* [Data extracts]
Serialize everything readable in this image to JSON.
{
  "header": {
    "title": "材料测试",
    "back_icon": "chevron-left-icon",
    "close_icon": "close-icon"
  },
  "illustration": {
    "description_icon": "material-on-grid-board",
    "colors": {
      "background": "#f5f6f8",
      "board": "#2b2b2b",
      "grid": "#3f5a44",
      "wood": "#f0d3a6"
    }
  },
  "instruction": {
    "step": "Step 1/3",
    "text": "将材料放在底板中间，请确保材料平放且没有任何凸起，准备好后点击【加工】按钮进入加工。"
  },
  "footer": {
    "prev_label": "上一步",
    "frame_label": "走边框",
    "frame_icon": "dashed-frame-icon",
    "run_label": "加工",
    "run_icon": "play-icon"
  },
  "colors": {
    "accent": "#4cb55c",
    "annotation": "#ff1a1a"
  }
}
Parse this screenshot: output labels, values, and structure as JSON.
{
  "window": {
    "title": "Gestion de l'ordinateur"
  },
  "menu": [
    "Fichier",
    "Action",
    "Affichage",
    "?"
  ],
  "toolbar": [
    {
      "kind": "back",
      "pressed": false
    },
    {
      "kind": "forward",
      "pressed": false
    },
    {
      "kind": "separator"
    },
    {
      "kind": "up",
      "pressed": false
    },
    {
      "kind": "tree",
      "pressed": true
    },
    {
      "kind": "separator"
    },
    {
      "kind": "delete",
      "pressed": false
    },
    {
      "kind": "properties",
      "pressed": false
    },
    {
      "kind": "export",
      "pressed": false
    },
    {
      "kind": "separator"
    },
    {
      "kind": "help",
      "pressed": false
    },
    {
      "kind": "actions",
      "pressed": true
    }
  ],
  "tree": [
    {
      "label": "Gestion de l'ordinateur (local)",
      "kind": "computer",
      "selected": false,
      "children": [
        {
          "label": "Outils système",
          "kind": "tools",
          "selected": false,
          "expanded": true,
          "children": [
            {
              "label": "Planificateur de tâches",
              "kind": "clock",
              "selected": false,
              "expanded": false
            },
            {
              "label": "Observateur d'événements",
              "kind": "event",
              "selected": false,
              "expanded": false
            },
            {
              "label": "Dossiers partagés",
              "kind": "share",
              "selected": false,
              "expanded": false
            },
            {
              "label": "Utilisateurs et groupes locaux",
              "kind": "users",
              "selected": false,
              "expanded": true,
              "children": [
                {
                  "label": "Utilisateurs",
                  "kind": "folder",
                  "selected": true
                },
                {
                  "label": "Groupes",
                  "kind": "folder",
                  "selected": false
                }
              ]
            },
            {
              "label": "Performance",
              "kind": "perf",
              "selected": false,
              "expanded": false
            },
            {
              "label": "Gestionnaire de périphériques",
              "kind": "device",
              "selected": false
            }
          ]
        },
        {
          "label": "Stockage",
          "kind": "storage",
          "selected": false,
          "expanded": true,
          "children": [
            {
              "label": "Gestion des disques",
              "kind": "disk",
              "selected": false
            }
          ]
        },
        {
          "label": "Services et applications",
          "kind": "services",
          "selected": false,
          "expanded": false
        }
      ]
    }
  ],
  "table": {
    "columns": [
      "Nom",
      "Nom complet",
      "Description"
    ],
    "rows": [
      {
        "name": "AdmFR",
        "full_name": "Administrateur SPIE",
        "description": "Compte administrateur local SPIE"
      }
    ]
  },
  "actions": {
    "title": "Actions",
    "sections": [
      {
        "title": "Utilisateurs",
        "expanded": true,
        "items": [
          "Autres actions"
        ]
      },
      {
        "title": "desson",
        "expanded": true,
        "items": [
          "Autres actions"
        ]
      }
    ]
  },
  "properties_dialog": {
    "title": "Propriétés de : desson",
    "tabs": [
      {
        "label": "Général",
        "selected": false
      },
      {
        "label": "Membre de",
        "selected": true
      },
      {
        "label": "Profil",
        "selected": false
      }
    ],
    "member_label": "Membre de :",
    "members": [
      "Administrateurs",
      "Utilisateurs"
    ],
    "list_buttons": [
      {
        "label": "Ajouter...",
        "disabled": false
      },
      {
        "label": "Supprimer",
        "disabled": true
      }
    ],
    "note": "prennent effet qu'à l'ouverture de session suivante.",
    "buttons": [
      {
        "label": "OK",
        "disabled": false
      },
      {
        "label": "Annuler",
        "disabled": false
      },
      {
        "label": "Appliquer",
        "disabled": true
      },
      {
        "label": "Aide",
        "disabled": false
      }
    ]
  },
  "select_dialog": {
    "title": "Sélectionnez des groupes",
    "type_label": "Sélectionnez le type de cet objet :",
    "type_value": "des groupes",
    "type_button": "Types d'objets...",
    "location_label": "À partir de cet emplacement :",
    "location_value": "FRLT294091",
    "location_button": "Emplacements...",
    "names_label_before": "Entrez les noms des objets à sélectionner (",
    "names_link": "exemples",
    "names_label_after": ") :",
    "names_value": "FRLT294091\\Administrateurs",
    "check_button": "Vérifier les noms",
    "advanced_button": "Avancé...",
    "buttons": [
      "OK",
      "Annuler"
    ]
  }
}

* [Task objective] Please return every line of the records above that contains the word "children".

* [Expected answer]
      "children": [
          "children": [
              "children": [
          "children": [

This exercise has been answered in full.